▶ **Action item**
Your task is to filter the entries and copy every line containing the string "Video".

====== Input data ======

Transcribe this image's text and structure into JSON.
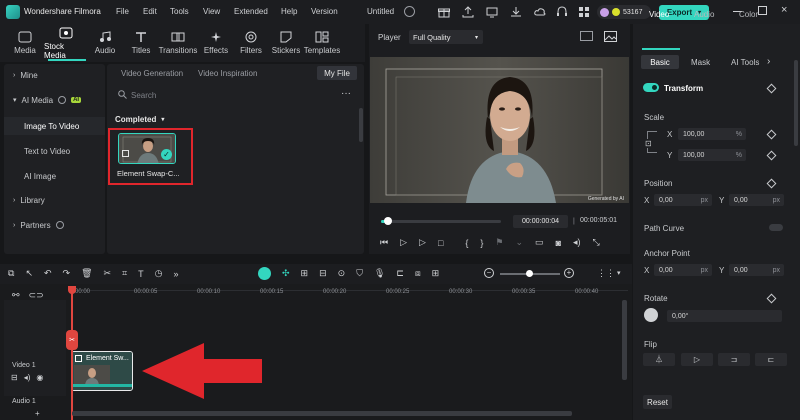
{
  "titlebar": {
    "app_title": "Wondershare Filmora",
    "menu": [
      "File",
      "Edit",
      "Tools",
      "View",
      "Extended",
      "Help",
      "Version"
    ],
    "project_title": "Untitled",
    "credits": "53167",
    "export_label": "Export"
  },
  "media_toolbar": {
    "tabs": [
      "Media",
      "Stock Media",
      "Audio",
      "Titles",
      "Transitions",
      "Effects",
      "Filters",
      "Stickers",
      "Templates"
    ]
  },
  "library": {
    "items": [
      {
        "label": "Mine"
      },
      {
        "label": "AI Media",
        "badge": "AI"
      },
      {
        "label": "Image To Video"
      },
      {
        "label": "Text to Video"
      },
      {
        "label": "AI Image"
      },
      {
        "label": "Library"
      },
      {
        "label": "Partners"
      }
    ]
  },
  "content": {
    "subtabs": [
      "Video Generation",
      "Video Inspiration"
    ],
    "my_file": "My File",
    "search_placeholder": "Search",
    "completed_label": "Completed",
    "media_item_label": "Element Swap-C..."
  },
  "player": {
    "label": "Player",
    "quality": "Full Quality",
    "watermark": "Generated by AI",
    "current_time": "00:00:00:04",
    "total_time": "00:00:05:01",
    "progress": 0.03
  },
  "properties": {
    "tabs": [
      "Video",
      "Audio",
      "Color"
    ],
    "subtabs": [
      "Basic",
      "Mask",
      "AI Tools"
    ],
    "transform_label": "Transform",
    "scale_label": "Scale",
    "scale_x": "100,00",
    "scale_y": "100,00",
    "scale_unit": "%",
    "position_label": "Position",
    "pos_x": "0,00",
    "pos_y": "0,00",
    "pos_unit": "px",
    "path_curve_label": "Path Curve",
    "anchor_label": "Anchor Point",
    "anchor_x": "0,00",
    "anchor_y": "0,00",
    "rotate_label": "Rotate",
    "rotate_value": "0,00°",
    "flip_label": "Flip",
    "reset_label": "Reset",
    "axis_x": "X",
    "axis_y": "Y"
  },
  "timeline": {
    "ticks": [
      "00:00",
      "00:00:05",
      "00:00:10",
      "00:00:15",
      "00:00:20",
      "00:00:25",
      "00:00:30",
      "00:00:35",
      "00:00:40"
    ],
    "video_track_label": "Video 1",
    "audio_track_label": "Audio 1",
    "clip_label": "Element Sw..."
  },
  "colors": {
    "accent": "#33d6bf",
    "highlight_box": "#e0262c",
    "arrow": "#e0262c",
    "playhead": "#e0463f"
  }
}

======

▶ **Solution to the problem**
        "label": "Image To Video"
        "label": "Text to Video"
      "Video Generation",
      "Video Inspiration"
      "Video",
    "video_track_label": "Video 1",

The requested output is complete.